On Saturday, the manager of the Beijing hotel where a woman was nearly abducted last week during a five minute struggle that was witnessed by multiple passersby who decided not to step in, caught on surveillance camera and published online, shocking the nation, made some rather dismissive comments about the whole affair.
Speaking to reporters outside a Beijing courthouse where preliminary hearings are being held, the hotel manager had this to say: “I think it is hyped up. First, nobody died. Second there was no fire. Third, there was no rape.”
Unsurprisingly, his comments instantly went viral with netizens coming out to condemn the manager and call for a boycott of Home Inns hotels nationwide.
“The quality of management absolutely reflects the quality of the hotel. Do you still dare to spend the night there?” one netizen asked.
“Right now, I’m staying at a Home Inns hotel, obviously I am on my way to check out,” echoed another.
Home Inns also didn’t appreciate the comments made by one of their employees, quickly releasing a statement on its official Weibo page to say that his views do not reflect at all the position of the company. Moreover, they said his comments broke company rules and he will be handled severely.
Watch the brief interview here:
The attack on the woman became the hottest topic in China after Weibo user “Wanwan_2016” posted a shocking account of her near abduction at a Home Inns hotel, managed by Yitel Hotel, in Beijing’s popular 798 Art District. Wanwan said that as she was returning to her room late last Sunday night, she was assaulted by a man who tried to kidnap her.
In the ensuing struggle that lasted five minutes, multiple passersby witnessed the woman trying to fight off her attacker, but did nothing to help, including one hotel worker who merely told them to please not fight in the hall, believing that they were a couple, despite the woman’s desperate pleas to the contrary.

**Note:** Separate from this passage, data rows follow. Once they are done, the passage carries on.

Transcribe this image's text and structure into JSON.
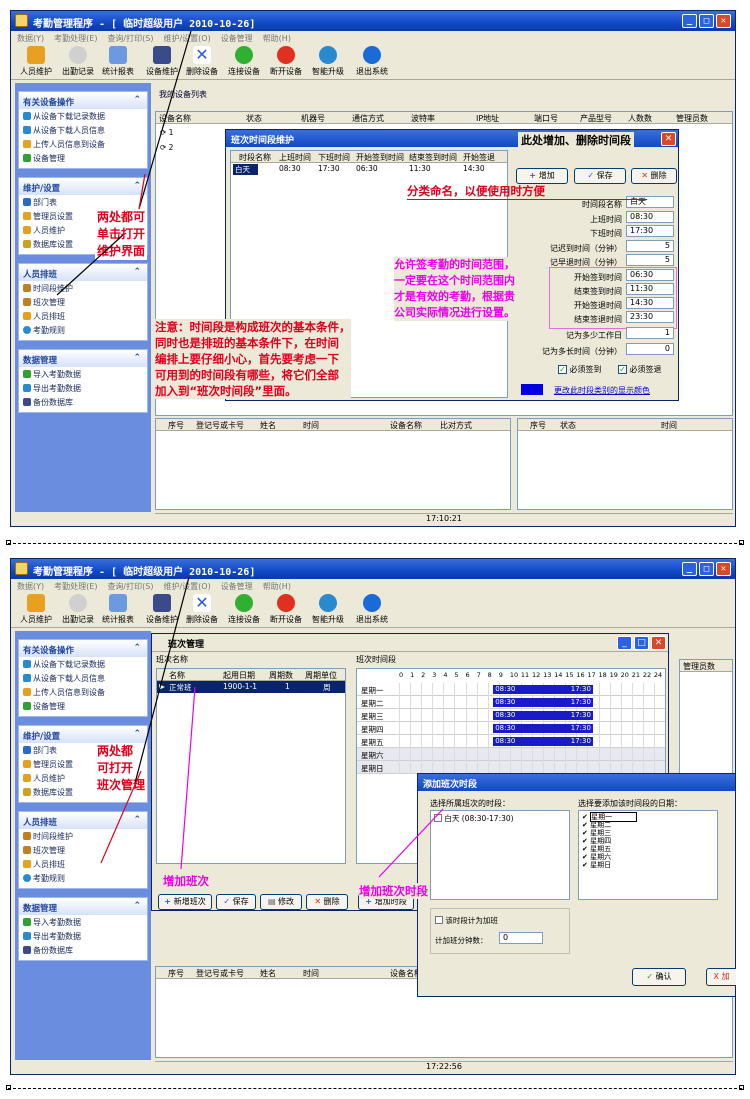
{
  "app_title": "考勤管理程序 - [ 临时超级用户 2010-10-26]",
  "menu": [
    "数据(Y)",
    "考勤处理(E)",
    "查询/打印(S)",
    "维护/设置(O)",
    "设备管理",
    "帮助(H)"
  ],
  "toolbar": [
    "人员维护",
    "出勤记录",
    "统计报表",
    "设备维护",
    "删除设备",
    "连接设备",
    "断开设备",
    "智能升级",
    "退出系统"
  ],
  "sidebar": {
    "device_ops": {
      "title": "有关设备操作",
      "items": [
        "从设备下载记录数据",
        "从设备下载人员信息",
        "上传人员信息到设备",
        "设备管理"
      ]
    },
    "maintain": {
      "title": "维护/设置",
      "items": [
        "部门表",
        "管理员设置",
        "人员维护",
        "数据库设置"
      ]
    },
    "schedule": {
      "title": "人员排班",
      "items": [
        "时间段维护",
        "班次管理",
        "人员排班",
        "考勤规则"
      ]
    },
    "data": {
      "title": "数据管理",
      "items": [
        "导入考勤数据",
        "导出考勤数据",
        "备份数据库"
      ]
    }
  },
  "panel1": {
    "device_list_title": "我的设备列表",
    "device_cols": [
      "设备名称",
      "状态",
      "机器号",
      "通信方式",
      "波特率",
      "IP地址",
      "端口号",
      "产品型号",
      "人数数",
      "管理员数"
    ],
    "device_rows": [
      "1",
      "2"
    ],
    "log_cols": [
      "序号",
      "登记号或卡号",
      "姓名",
      "时间",
      "设备名称",
      "比对方式"
    ],
    "right_cols": [
      "序号",
      "状态",
      "时间"
    ],
    "status_time": "17:10:21"
  },
  "dialog_timeslot": {
    "title": "班次时间段维护",
    "red_title": "此处增加、删除时间段",
    "cols": [
      "时段名称",
      "上班时间",
      "下班时间",
      "开始签到时间",
      "结束签到时间",
      "开始签退"
    ],
    "row": [
      "白天",
      "08:30",
      "17:30",
      "06:30",
      "11:30",
      "14:30"
    ],
    "buttons": [
      "增加",
      "保存",
      "删除"
    ],
    "fields": [
      {
        "label": "时间段名称",
        "value": "白天"
      },
      {
        "label": "上班时间",
        "value": "08:30"
      },
      {
        "label": "下班时间",
        "value": "17:30"
      },
      {
        "label": "记迟到时间（分钟）",
        "value": "5"
      },
      {
        "label": "记早退时间（分钟）",
        "value": "5"
      },
      {
        "label": "开始签到时间",
        "value": "06:30"
      },
      {
        "label": "结束签到时间",
        "value": "11:30"
      },
      {
        "label": "开始签退时间",
        "value": "14:30"
      },
      {
        "label": "结束签退时间",
        "value": "23:30"
      },
      {
        "label": "记为多少工作日",
        "value": "1"
      },
      {
        "label": "记为多长时间（分钟）",
        "value": "0"
      }
    ],
    "check_in": "必须签到",
    "check_out": "必须签退",
    "color_link": "更改此时段类别的显示颜色"
  },
  "annotations1": {
    "two_places": "两处都可\n单击打开\n维护界面",
    "naming": "分类命名，以便使用时方便",
    "range": "允许签考勤的时间范围，\n一定要在这个时间范围内\n才是有效的考勤，根据贵\n公司实际情况进行设置。",
    "note": "注意：时间段是构成班次的基本条件，\n同时也是排班的基本条件下，在时间\n编排上要仔细小心，首先要考虑一下\n可用到的时间段有哪些，将它们全部\n加入到“班次时间段”里面。"
  },
  "panel2": {
    "dialog_title": "班次管理",
    "shift_cols": [
      "班次名称",
      "名称",
      "起用日期",
      "周期数",
      "周期单位"
    ],
    "shift_row": [
      "正常班",
      "1900-1-1",
      "1",
      "周"
    ],
    "schedule_title": "班次时间段",
    "hours": [
      "0",
      "1",
      "2",
      "3",
      "4",
      "5",
      "6",
      "7",
      "8",
      "9",
      "10",
      "11",
      "12",
      "13",
      "14",
      "15",
      "16",
      "17",
      "18",
      "19",
      "20",
      "21",
      "22",
      "24"
    ],
    "days": [
      "星期一",
      "星期二",
      "星期三",
      "星期四",
      "星期五",
      "星期六",
      "星期日"
    ],
    "bar_start": "08:30",
    "bar_end": "17:30",
    "buttons": [
      "新增班次",
      "保存",
      "修改",
      "删除",
      "增加时段"
    ],
    "right_col": "管理员数",
    "log_cols": [
      "序号",
      "登记号或卡号",
      "姓名",
      "时间",
      "设备名称"
    ],
    "status_time": "17:22:56"
  },
  "dialog_add": {
    "title": "添加班次时段",
    "left_label": "选择所属班次的时段：",
    "slot": "白天 (08:30-17:30)",
    "right_label": "选择要添加该时间段的日期：",
    "days": [
      "星期一",
      "星期二",
      "星期三",
      "星期四",
      "星期五",
      "星期六",
      "星期日"
    ],
    "overtime": "该时段计为加班",
    "overtime_minutes_label": "计加班分钟数：",
    "overtime_minutes": "0",
    "ok": "确认",
    "cancel": "X 加"
  },
  "annotations2": {
    "two_places": "两处都\n可打开\n班次管理",
    "add_shift": "增加班次",
    "add_slot": "增加班次时段"
  }
}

Eventually a woman did stop to help and the attacker was forced to flee. Wanwan wrote that afterward both police and hotel management were initially extremely unhelpful in investigating her case.
However, that all quickly changed when surveillance footage of the attack was posted online by Wanwan on her Weibo page. The video went viral and Home Inns swiftly issued a statement apologizing to the woman, while police jumped on the case.
Online observers believed that the root cause of the crime may have lied in the rampant sex trade offered at budget hotels in China. Journalists found trashcans in the hallways of the hotel littered with cards offering sex services.
On Thursday, their suspicions were confirmed with the arrest of the man in the video, a 24-year-old surnamed Li. He was caught by police in Xuchang city, Henan province, 760 km from Beijing. He confessed that he had been slipping call cards with information about prostitution under doors at the hotel when he spotted the woman, and believed that she was not a guest, but competition. He called his gang and started trying to drag her away.
Two days later, police announced that four other members of Li’s gang had been detained over the shocking hotel attack.
While Wanwan and her supporters applauded the arrest of the people involved in her shocking attack, for many netizens it also served as further evidence that the Chinese police and legal system needs work, via the BBC:
“When something happens, it seems like taking to social media is more useful than dialing 110 [the police number in China],” one netizen commented.
“I’m still very angry! Your police statement came too late! We forced it out of you! There are thousands of other women like Wanwan whose cases haven’t been resolved!” another wrote in.
[Video via Meipai / Images via Sina]